If you want to add a visual to your Excel spreadsheet that summarizes data at a glance, a chart is perfect. Depending on the type of data you have, however, it can be difficult to know which chart fits the best.
Here, we’ll look at different types of data and the charts available in Microsoft Excel. In some cases, you may have more than one type of chart that suits your data just fine. But in others, there may be only one option.
We’ll break down the types of charts and corresponding data into four categories: Comparison, Composition, Distribution, and Trends.
When you want to compare one set of data to another, you have several chart types that work. Some depend on the number of data sets while others use a hierarchical structure. For example, you might compare income from various sources or performance in categories for an employee review.
For displaying comparisons, you can use one of these chart types:
- Column or Bar: Use with two or more data points to show relational differences between categories.
- Treemap: Use to show a hierarchical comparison with rectangles.
- Sunburst: Use to show a hierarchical comparison with rings.
- Scatter: Use with at least two data sets when the data signifies measurements.
- Bubble: Use with at least three data sets when the third set determines the bubble sizes.
If you want to show parts of a whole, you can use a composition chart. You might show the percentage of sales for each salesperson, visits to a website based on location, or each division’s contribution to revenue, all in relation to the total.
For displaying parts of a whole, you can use one of these chart types:
- Pie: Use with one data series where the whole equals 100 percent.
- Doughnut: Use with more than one data series where each relates to a larger amount.
- Stacked Column, Bar, or Line: Use to display parts of a whole that change over time.
If you want to display how a large data set is disseminated, use a distribution chart. This type of graph works well for things like survey results based on age, frequency of complaints in a call center, or test scores across schools.
For displaying the distribution of data, you can use one of these chart types:
- Histogram: Use to show the frequency of values sorted into bins.
- Pareto: Use to show the relative portion for each category to the total and include significant factors.
- Scatter: Use to show relationships between data sets.
- Box and Whisker: Use to show variations within multiple data sets and their relationships. The chart uses quartile, median, minimum, and maximum values.
When you think of trends, these are things that change over time. For instance, styles of jeans change throughout the decades. You had bell-bottoms in the 70s, high-waisted in the 80s, button-fly in the 90s, and so on.
For displaying data that changes over time, you can use one of these chart types:
- Line: Use with multiple data points to show trends over days, months, years, or similar timeframes, or by category.
- Area: Use instead of a line chart to emphasize the degree of change over time.
- Column or Bar: Use to show values across days, months, or years.
RELATED: How to Make a Curved Graph in Excel

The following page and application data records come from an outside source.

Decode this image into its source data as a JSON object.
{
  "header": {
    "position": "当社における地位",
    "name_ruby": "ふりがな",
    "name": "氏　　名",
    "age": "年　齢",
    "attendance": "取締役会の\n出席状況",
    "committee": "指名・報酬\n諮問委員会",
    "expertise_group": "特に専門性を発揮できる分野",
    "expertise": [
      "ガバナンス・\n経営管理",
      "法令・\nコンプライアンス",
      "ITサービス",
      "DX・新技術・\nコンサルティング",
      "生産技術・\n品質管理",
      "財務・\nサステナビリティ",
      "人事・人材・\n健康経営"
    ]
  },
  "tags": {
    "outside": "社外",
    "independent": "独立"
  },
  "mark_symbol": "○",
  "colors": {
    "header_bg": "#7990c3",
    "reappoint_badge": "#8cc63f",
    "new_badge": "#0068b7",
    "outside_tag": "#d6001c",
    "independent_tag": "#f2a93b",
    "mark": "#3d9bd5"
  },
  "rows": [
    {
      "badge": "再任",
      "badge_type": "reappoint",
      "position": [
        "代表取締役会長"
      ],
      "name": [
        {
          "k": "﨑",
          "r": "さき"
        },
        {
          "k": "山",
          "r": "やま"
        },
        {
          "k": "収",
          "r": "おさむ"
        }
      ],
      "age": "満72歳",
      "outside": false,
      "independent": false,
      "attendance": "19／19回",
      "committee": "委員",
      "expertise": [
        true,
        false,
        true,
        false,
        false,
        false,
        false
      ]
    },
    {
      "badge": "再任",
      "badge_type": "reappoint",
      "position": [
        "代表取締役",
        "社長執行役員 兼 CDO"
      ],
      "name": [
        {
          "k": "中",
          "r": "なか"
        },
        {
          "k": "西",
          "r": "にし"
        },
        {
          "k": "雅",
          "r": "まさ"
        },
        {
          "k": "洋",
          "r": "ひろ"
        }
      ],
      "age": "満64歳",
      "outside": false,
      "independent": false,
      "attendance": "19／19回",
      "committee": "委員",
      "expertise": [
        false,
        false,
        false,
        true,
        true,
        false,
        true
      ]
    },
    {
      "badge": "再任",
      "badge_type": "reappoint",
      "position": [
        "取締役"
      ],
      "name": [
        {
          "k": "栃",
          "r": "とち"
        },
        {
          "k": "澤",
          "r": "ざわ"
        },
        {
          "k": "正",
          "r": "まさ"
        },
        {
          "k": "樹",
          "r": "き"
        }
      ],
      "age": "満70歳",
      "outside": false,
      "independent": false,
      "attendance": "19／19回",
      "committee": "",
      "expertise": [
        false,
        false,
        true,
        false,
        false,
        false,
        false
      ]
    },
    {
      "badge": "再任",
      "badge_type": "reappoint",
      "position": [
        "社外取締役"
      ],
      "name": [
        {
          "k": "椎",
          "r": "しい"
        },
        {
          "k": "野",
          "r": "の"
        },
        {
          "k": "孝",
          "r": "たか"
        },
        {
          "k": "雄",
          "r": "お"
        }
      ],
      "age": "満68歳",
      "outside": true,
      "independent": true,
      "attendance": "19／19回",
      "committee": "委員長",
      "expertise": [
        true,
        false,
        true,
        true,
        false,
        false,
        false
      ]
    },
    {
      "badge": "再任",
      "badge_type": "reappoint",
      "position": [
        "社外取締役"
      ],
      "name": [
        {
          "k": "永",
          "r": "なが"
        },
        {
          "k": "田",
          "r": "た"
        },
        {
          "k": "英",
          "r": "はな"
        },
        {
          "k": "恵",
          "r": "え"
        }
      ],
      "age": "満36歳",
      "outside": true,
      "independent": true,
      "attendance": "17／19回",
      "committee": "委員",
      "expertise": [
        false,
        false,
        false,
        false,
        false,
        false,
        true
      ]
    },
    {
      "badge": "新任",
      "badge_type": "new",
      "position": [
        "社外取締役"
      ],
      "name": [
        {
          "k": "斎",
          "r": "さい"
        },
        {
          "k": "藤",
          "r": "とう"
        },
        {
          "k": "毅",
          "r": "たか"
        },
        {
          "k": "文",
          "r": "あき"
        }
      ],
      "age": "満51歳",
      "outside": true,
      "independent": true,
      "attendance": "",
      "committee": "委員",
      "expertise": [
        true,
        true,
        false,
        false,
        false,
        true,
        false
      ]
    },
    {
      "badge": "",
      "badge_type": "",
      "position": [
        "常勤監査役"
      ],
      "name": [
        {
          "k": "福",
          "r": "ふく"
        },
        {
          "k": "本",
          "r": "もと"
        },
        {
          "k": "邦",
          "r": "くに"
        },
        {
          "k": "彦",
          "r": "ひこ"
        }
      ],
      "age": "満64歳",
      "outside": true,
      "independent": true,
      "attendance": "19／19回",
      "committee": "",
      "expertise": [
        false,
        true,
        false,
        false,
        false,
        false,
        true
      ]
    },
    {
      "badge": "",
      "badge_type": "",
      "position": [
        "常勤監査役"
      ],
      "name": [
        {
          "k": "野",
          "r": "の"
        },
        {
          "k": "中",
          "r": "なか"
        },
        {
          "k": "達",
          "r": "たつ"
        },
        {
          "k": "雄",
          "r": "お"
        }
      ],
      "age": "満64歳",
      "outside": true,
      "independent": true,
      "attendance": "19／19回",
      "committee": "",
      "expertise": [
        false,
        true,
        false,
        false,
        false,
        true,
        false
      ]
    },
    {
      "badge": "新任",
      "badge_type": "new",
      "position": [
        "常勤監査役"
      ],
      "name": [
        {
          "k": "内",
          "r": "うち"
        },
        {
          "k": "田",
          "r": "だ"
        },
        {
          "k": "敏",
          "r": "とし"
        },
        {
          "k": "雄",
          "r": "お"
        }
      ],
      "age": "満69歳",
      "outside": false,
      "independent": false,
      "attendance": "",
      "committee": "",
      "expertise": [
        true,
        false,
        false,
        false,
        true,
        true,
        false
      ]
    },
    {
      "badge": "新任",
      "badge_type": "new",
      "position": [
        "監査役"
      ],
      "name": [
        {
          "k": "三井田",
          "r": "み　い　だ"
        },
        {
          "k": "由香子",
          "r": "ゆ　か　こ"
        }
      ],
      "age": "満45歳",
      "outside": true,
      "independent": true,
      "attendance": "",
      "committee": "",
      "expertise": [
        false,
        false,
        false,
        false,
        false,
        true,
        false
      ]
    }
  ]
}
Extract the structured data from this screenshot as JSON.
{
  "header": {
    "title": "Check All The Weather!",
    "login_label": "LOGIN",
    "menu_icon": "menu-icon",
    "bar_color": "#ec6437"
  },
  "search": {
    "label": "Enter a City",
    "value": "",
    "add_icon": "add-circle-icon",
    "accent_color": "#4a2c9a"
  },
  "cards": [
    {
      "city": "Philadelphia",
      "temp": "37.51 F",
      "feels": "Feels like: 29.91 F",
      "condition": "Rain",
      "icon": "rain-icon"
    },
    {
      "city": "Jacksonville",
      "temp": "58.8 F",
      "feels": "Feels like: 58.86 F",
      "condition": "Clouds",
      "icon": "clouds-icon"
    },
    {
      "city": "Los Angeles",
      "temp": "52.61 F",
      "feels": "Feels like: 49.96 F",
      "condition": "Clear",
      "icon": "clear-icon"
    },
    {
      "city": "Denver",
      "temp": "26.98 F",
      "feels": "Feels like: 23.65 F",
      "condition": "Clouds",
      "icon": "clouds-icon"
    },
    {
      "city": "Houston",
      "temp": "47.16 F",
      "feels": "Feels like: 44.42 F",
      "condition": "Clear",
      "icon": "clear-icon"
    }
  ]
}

There is a handful of other charts in Excel that work for one-off situations and might also fit your data.
- Waterfall: Use to show positive and negative effects to values.
- Funnel: Use to show decreasing stages in a process.
- Surface: Use to show optimum trends or relations in values across dimensions.
- Radar: Use to show values in relation to a center point.
While the above are the most common types of charts to use for the kind of data you have, these aren’t hard and fast rules. You can certainly use a different type of graph or chart if you feel it represents your data well.
In addition, Excel can actually help you pick the right graph with its Recommended Charts feature. To use the tool, select the data you want to plot in a chart. Then, head to the Insert tab and click “Recommended Charts” in the Charts section of the ribbon.
Excel will analyze your data and provide recommendations in the Insert Chart window. On the Recommended Charts tab, you can review the suggestions on the left and then check out a preview and brief description on the right. If you see a chart you want to use, click “OK” to pop it into your spreadsheet.
This information gets you one step closer to choosing the right chart for your data in Excel.
- › How to Make a Gantt Chart in Microsoft Excel
- › How to Add a Trendline in Microsoft Excel
- › How to Make a Bubble Chart in Microsoft Excel
- › How to Make a Chart in Microsoft Word
- › 6 Tips for Making Microsoft Excel Charts That Stand Out
- › What’s New in Windows 11’s 22H2 Update: Top 10 New Features
- › Don’t Put Your TV Over Your Fireplace
- › How Much Does It Cost to Operate an Electric Lawn Mower?